To do ▸ All entries must be given again exactly as written.

*** Material for the task ***

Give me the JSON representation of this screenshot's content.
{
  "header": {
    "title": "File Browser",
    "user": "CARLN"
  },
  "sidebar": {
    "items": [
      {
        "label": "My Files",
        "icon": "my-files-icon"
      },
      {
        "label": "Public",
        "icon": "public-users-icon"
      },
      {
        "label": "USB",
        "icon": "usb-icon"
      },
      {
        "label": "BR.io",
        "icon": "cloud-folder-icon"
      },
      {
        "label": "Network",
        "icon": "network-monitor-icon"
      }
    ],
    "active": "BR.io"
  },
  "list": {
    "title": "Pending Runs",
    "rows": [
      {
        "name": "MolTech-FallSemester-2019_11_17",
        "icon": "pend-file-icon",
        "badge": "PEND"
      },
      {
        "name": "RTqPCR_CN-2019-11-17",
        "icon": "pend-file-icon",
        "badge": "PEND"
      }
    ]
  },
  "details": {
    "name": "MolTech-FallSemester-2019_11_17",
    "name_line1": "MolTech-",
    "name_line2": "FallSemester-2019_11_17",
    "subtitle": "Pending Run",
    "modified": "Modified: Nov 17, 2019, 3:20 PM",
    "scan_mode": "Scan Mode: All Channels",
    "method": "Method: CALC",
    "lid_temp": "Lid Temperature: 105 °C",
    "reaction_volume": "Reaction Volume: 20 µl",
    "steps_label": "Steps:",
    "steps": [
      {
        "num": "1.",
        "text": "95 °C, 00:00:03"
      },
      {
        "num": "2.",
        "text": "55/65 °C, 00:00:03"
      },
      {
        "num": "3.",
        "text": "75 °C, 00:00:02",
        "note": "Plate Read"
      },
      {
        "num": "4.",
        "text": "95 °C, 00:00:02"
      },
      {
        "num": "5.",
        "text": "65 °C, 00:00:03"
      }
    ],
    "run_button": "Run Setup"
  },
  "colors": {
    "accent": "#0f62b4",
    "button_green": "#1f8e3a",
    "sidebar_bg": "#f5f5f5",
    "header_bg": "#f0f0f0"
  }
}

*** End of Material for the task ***

Task solution ▸
Give me the JSON representation of this screenshot's content.
{
  "header": {
    "title": "File Browser",
    "user": "CARLN"
  },
  "sidebar": {
    "items": [
      {
        "label": "My Files",
        "icon": "my-files-icon"
      },
      {
        "label": "Public",
        "icon": "public-users-icon"
      },
      {
        "label": "USB",
        "icon": "usb-icon"
      },
      {
        "label": "BR.io",
        "icon": "cloud-folder-icon"
      },
      {
        "label": "Network",
        "icon": "network-monitor-icon"
      }
    ],
    "active": "BR.io"
  },
  "list": {
    "title": "Pending Runs",
    "rows": [
      {
        "name": "MolTech-FallSemester-2019_11_17",
        "icon": "pend-file-icon",
        "badge": "PEND"
      },
      {
        "name": "RTqPCR_CN-2019-11-17",
        "icon": "pend-file-icon",
        "badge": "PEND"
      }
    ]
  },
  "details": {
    "name": "MolTech-FallSemester-2019_11_17",
    "name_line1": "MolTech-",
    "name_line2": "FallSemester-2019_11_17",
    "subtitle": "Pending Run",
    "modified": "Modified: Nov 17, 2019, 3:20 PM",
    "scan_mode": "Scan Mode: All Channels",
    "method": "Method: CALC",
    "lid_temp": "Lid Temperature: 105 °C",
    "reaction_volume": "Reaction Volume: 20 µl",
    "steps_label": "Steps:",
    "steps": [
      {
        "num": "1.",
        "text": "95 °C, 00:00:03"
      },
      {
        "num": "2.",
        "text": "55/65 °C, 00:00:03"
      },
      {
        "num": "3.",
        "text": "75 °C, 00:00:02",
        "note": "Plate Read"
      },
      {
        "num": "4.",
        "text": "95 °C, 00:00:02"
      },
      {
        "num": "5.",
        "text": "65 °C, 00:00:03"
      }
    ],
    "run_button": "Run Setup"
  },
  "colors": {
    "accent": "#0f62b4",
    "button_green": "#1f8e3a",
    "sidebar_bg": "#f5f5f5",
    "header_bg": "#f0f0f0"
  }
}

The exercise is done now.